Before you start modifying, you will need to tell Jekyll not to use a theme, and remove references to that theme from your working site. To do this, go to _config.yml and remove the line theme: minima.
If you try to jekyll serve now, you will get a build error:
Could not locate the included file 'icon-github.html'
There is a reference to this icon in the about.md page generated by Jekyll by default when you run jekyll new
Collections in Jekyll are awesome! They allow you to create content in a more “compact” way, which you can then access later. An example of how I used collections:
You’ll notice in this site, I have a “Talks” section. To do this, I create a Talks collection by adding the following to my _config.yml file:
collections: talks: output: true permalinks: /:collection/:talk
Output: true means you want Jekyll to generate standalone pages for each item in the collection. This allows me to link to each talk individually via the permalink settings I choose (see above).
I then created a talks.html template, which I placed in my _layouts folder. In the template, I iterate over the talks by calling each one with a for loop.
You can then create a _talks folder (it has to follow that convention) and now Jekyll knows that every file in that folder is a talk. Each talk is a simple markdown file. I followed the same steps for creating the portfolio pages in this site.
Collections make it incredibly simple for you to continue to add a variety of content to your site, and keep all the content neatly organized.
A post is nothing but a markdown file that follows a specific naming convention: YYYY-MM-DD-title-of-post.md. They must be placed in the, you guessed it, posts folder. Posts _need the date, otherwise Jekyll does not recognize the post as a post.

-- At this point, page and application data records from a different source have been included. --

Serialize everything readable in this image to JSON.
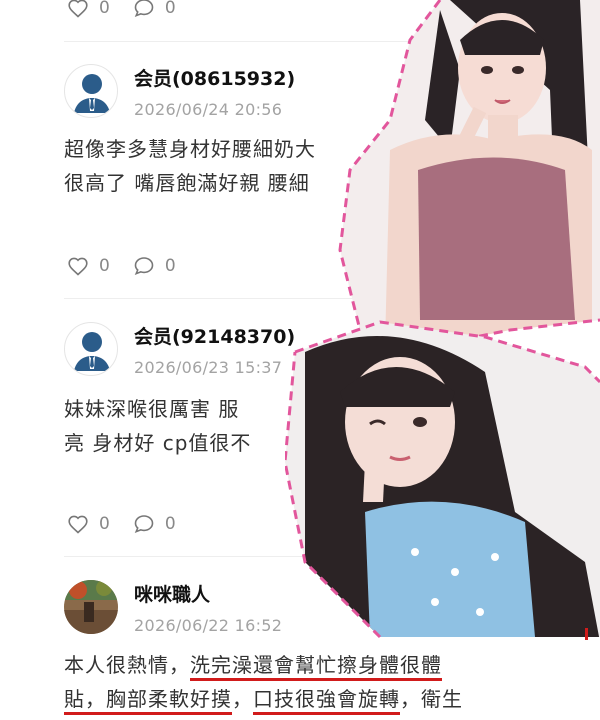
{
  "colors": {
    "accent_underline": "#d11b1b",
    "dash_border": "#e2569c",
    "avatar_blue": "#2b5c8a"
  },
  "actions": [
    {
      "likes": "0",
      "comments": "0"
    },
    {
      "likes": "0",
      "comments": "0"
    },
    {
      "likes": "0",
      "comments": "0"
    }
  ],
  "comments": [
    {
      "username": "会员(08615932)",
      "date": "2026/06/24 20:56",
      "lines": [
        "超像李多慧身材好腰細奶大",
        "很高了 嘴唇飽滿好親 腰細"
      ],
      "avatar_icon": "default-user-icon"
    },
    {
      "username": "会员(92148370)",
      "date": "2026/06/23 15:37",
      "lines": [
        "妹妹深喉很厲害 服",
        "亮 身材好 cp值很不"
      ],
      "avatar_icon": "default-user-icon"
    },
    {
      "username": "咪咪職人",
      "date": "2026/06/22 16:52",
      "line1_pre": "本人很熱情，",
      "line1_ul": "洗完澡還會幫忙擦身體很體",
      "line2_ul1": "貼，胸部柔軟好摸",
      "line2_mid": "，",
      "line2_ul2": "口技很強會旋轉",
      "line2_post": "，衛生",
      "avatar_icon": "photo-avatar"
    }
  ]
}
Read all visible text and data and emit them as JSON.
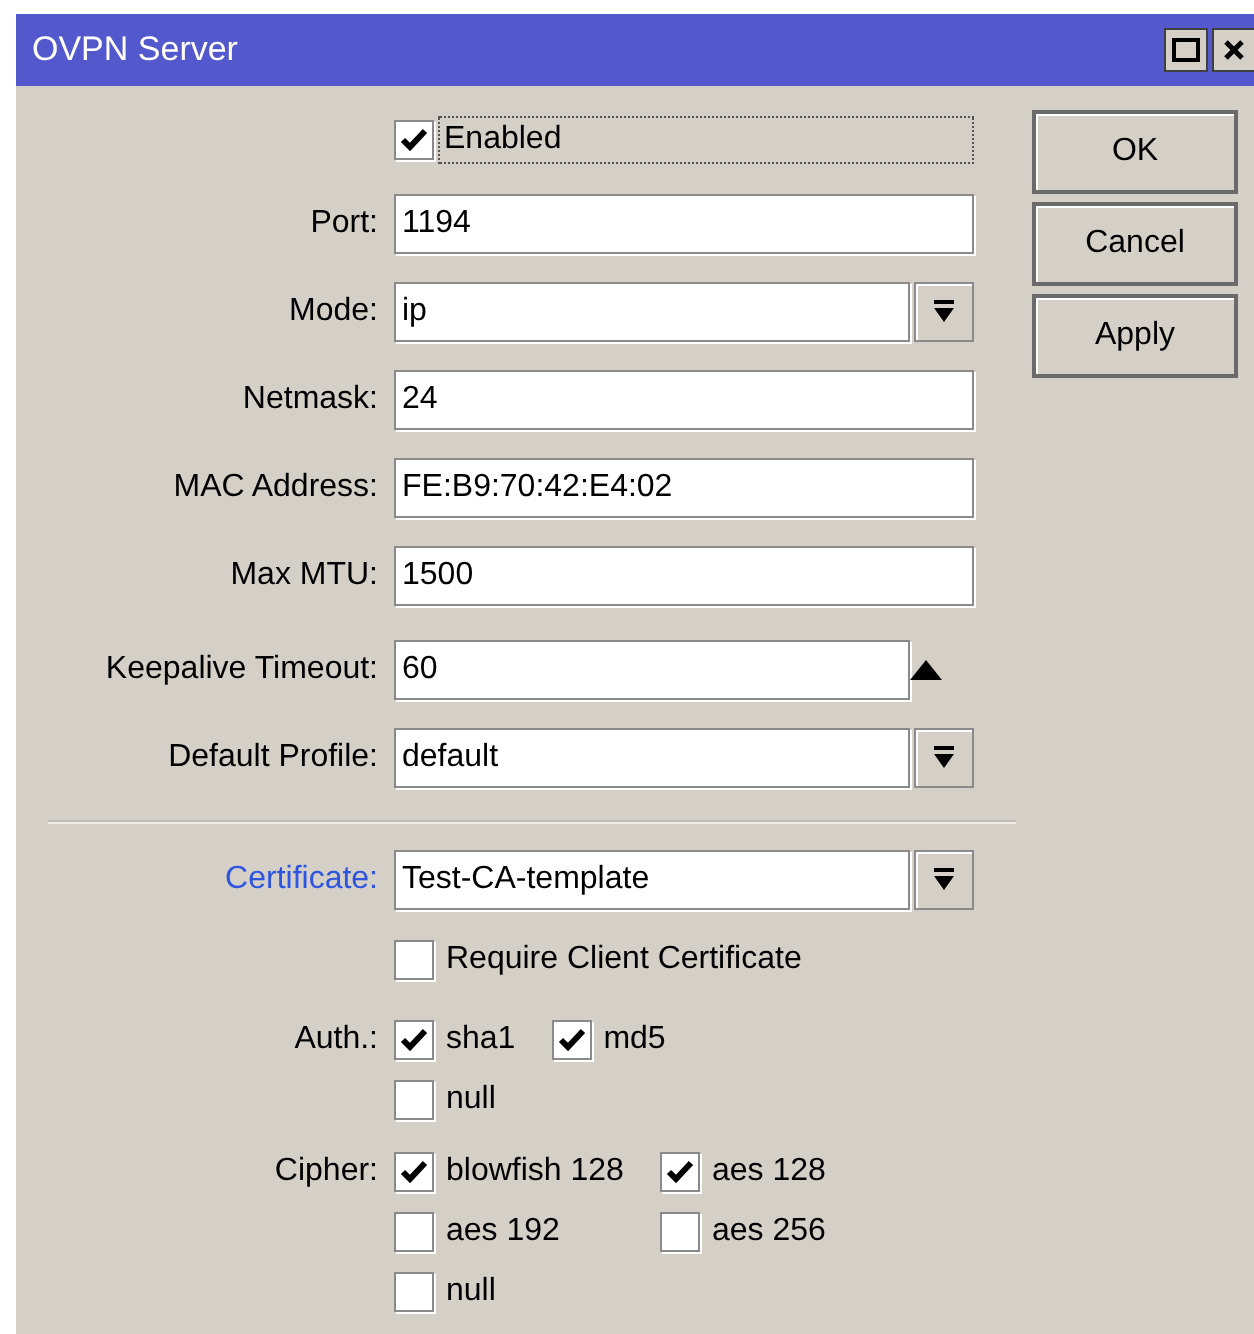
{
  "window": {
    "title": "OVPN Server"
  },
  "enabled": {
    "label": "Enabled",
    "checked": true
  },
  "fields": [
    {
      "label": "Port:",
      "value": "1194",
      "kind": "text"
    },
    {
      "label": "Mode:",
      "value": "ip",
      "kind": "dropdown"
    },
    {
      "label": "Netmask:",
      "value": "24",
      "kind": "text"
    },
    {
      "label": "MAC Address:",
      "value": "FE:B9:70:42:E4:02",
      "kind": "text"
    },
    {
      "label": "Max MTU:",
      "value": "1500",
      "kind": "text"
    },
    {
      "label": "Keepalive Timeout:",
      "value": "60",
      "kind": "spin"
    },
    {
      "label": "Default Profile:",
      "value": "default",
      "kind": "dropdown"
    }
  ],
  "certificate": {
    "label": "Certificate:",
    "value": "Test-CA-template"
  },
  "require_client_certificate": {
    "label": "Require Client Certificate",
    "checked": false
  },
  "option_groups": [
    {
      "label": "Auth.:",
      "options": [
        {
          "label": "sha1",
          "checked": true
        },
        {
          "label": "md5",
          "checked": true
        },
        {
          "label": "null",
          "checked": false
        }
      ]
    },
    {
      "label": "Cipher:",
      "options": [
        {
          "label": "blowfish 128",
          "checked": true
        },
        {
          "label": "aes 128",
          "checked": true
        },
        {
          "label": "aes 192",
          "checked": false
        },
        {
          "label": "aes 256",
          "checked": false
        },
        {
          "label": "null",
          "checked": false
        }
      ]
    }
  ],
  "buttons": [
    "OK",
    "Cancel",
    "Apply"
  ]
}
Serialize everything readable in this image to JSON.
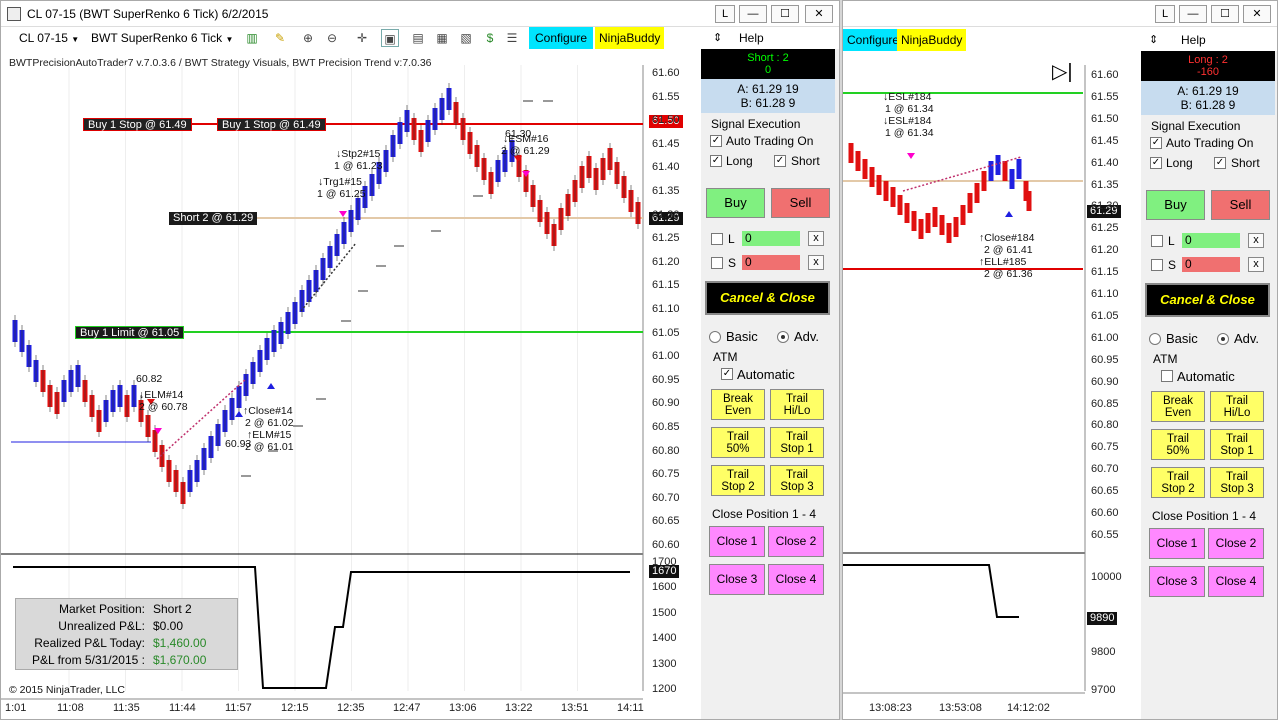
{
  "window1": {
    "title": "CL 07-15 (BWT SuperRenko  6 Tick)  6/2/2015",
    "title_buttons": [
      "L",
      "—",
      "☐",
      "✕"
    ],
    "toolbar": {
      "instrument": "CL 07-15",
      "bar_type": "BWT SuperRenko  6 Tick",
      "configure": "Configure",
      "ninjabuddy": "NinjaBuddy",
      "help": "Help"
    },
    "indicator_line": "BWTPrecisionAutoTrader7 v.7.0.3.6 / BWT Strategy Visuals, BWT Precision Trend v:7.0.36",
    "orders": {
      "buy_stop_left": "Buy 1 Stop @ 61.49",
      "buy_stop_right": "Buy 1 Stop @ 61.49",
      "short": "Short 2 @ 61.29",
      "buy_limit": "Buy 1 Limit @ 61.05"
    },
    "price_tags": {
      "stop": "61.50",
      "last": "61.29",
      "pnl": "1670"
    },
    "price_axis": [
      "61.60",
      "61.55",
      "61.50",
      "61.45",
      "61.40",
      "61.35",
      "61.30",
      "61.25",
      "61.20",
      "61.15",
      "61.10",
      "61.05",
      "61.00",
      "60.95",
      "60.90",
      "60.85",
      "60.80",
      "60.75",
      "60.70",
      "60.65",
      "60.60"
    ],
    "pnl_axis": [
      "1700",
      "1600",
      "1500",
      "1400",
      "1300",
      "1200"
    ],
    "time_axis": [
      "1:01",
      "11:08",
      "11:35",
      "11:44",
      "11:57",
      "12:15",
      "12:35",
      "12:47",
      "13:06",
      "13:22",
      "13:51",
      "14:11"
    ],
    "annotations": {
      "a1": "60.82",
      "a2": "↓ELM#14",
      "a3": "2 @ 60.78",
      "a4": "↑Close#14",
      "a5": "2 @ 61.02",
      "a6": "↑ELM#15",
      "a7": "2 @ 61.01",
      "a8": "60.93",
      "a9": "↓Stp2#15",
      "a10": "1 @ 61.23",
      "a11": "↓Trg1#15",
      "a12": "1 @ 61.25",
      "a13": "61.30",
      "a14": "↓ESM#16",
      "a15": "2 @ 61.29"
    },
    "pnl_box": {
      "rows": [
        {
          "k": "Market Position:",
          "v": "Short 2"
        },
        {
          "k": "Unrealized P&L:",
          "v": "$0.00"
        },
        {
          "k": "Realized P&L Today:",
          "v": "$1,460.00"
        },
        {
          "k": "P&L from 5/31/2015 :",
          "v": "$1,670.00"
        }
      ],
      "green": "#2a8a2a"
    },
    "copyright": "© 2015 NinjaTrader, LLC"
  },
  "panel1": {
    "position": {
      "line1": "Short : 2",
      "line2": "0"
    },
    "ask": "A: 61.29 19",
    "bid": "B: 61.28 9",
    "signal_execution": "Signal Execution",
    "auto_trading": "Auto Trading On",
    "long": "Long",
    "short": "Short",
    "buy": "Buy",
    "sell": "Sell",
    "l_label": "L",
    "s_label": "S",
    "l_value": "0",
    "s_value": "0",
    "x": "x",
    "cancel_close": "Cancel & Close",
    "basic": "Basic",
    "adv": "Adv.",
    "atm": "ATM",
    "automatic": "Automatic",
    "btns": [
      {
        "l1": "Break",
        "l2": "Even"
      },
      {
        "l1": "Trail",
        "l2": "Hi/Lo"
      },
      {
        "l1": "Trail",
        "l2": "50%"
      },
      {
        "l1": "Trail",
        "l2": "Stop 1"
      },
      {
        "l1": "Trail",
        "l2": "Stop 2"
      },
      {
        "l1": "Trail",
        "l2": "Stop 3"
      }
    ],
    "close_position": "Close Position 1 - 4",
    "close": [
      "Close 1",
      "Close 2",
      "Close 3",
      "Close 4"
    ]
  },
  "window2": {
    "title_buttons": [
      "L",
      "—",
      "☐",
      "✕"
    ],
    "configure": "Configure",
    "ninjabuddy": "NinjaBuddy",
    "help": "Help",
    "price_axis": [
      "61.60",
      "61.55",
      "61.50",
      "61.45",
      "61.40",
      "61.35",
      "61.30",
      "61.25",
      "61.20",
      "61.15",
      "61.10",
      "61.05",
      "61.00",
      "60.95",
      "60.90",
      "60.85",
      "60.80",
      "60.75",
      "60.70",
      "60.65",
      "60.60",
      "60.55"
    ],
    "pnl_axis": [
      "10000",
      "9800",
      "9700"
    ],
    "price_tags": {
      "last": "61.29",
      "pnl": "9890"
    },
    "time_axis": [
      "13:08:23",
      "13:53:08",
      "14:12:02"
    ],
    "annotations": {
      "b1": "↓ESL#184",
      "b2": "1 @ 61.34",
      "b3": "↓ESL#184",
      "b4": "1 @ 61.34",
      "b5": "↑Close#184",
      "b6": "2 @ 61.41",
      "b7": "↑ELL#185",
      "b8": "2 @ 61.36"
    }
  },
  "panel2": {
    "position": {
      "line1": "Long : 2",
      "line2": "-160"
    },
    "ask": "A: 61.29 19",
    "bid": "B: 61.28 9",
    "signal_execution": "Signal Execution",
    "auto_trading": "Auto Trading On",
    "long": "Long",
    "short": "Short",
    "buy": "Buy",
    "sell": "Sell",
    "l_label": "L",
    "s_label": "S",
    "l_value": "0",
    "s_value": "0",
    "x": "x",
    "cancel_close": "Cancel & Close",
    "basic": "Basic",
    "adv": "Adv.",
    "atm": "ATM",
    "automatic": "Automatic",
    "btns": [
      {
        "l1": "Break",
        "l2": "Even"
      },
      {
        "l1": "Trail",
        "l2": "Hi/Lo"
      },
      {
        "l1": "Trail",
        "l2": "50%"
      },
      {
        "l1": "Trail",
        "l2": "Stop 1"
      },
      {
        "l1": "Trail",
        "l2": "Stop 2"
      },
      {
        "l1": "Trail",
        "l2": "Stop 3"
      }
    ],
    "close_position": "Close Position 1 - 4",
    "close": [
      "Close 1",
      "Close 2",
      "Close 3",
      "Close 4"
    ]
  },
  "colors": {
    "up": "#1f1fe0",
    "down": "#e01010",
    "buy_stop_line": "#e00000",
    "short_line": "#e3c9a8",
    "limit_line": "#22d022",
    "short_pos": "#00ff00",
    "long_pos": "#ff3030"
  }
}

It can be tedious to have to write out this convention every time you want to write a post. Lucky for us, Jekyll is built in Ruby, so we can write a Rake task to handle post creation for us!
My Rakefile essentially asks you for the title of the post, the category, and then takes the input and formats it correctly, generating the file automatically. All I have to do is then open it in a text editor. (Full disclosure, I adapted this script from somewhere else on the internet.)
Deploying is free if you host with Github pages. To do this, all you have to do is create a branch of your repository and name it gh-pages. When you push your changes to Github, Github will automatically build the pages for you. Just make sure you are pushing to origin gh-pages when you want to publish your changes.
If you want a custom domain, simply add a CNAME file with your domain on it at the root of your repository. Point your domain’s A record to Github and voila! (This is the old way to do it, but I still do it this way.)
You can also simply go to the Settings page of your repository, and under “Options”, scroll down to “Github pages” and add your custom domain there.
Working with Jekyll is so simple now, I seriously don’t understand why anyone would choose anything else for their personal site. Deploying is a breeze, and your site is endlessly customizable.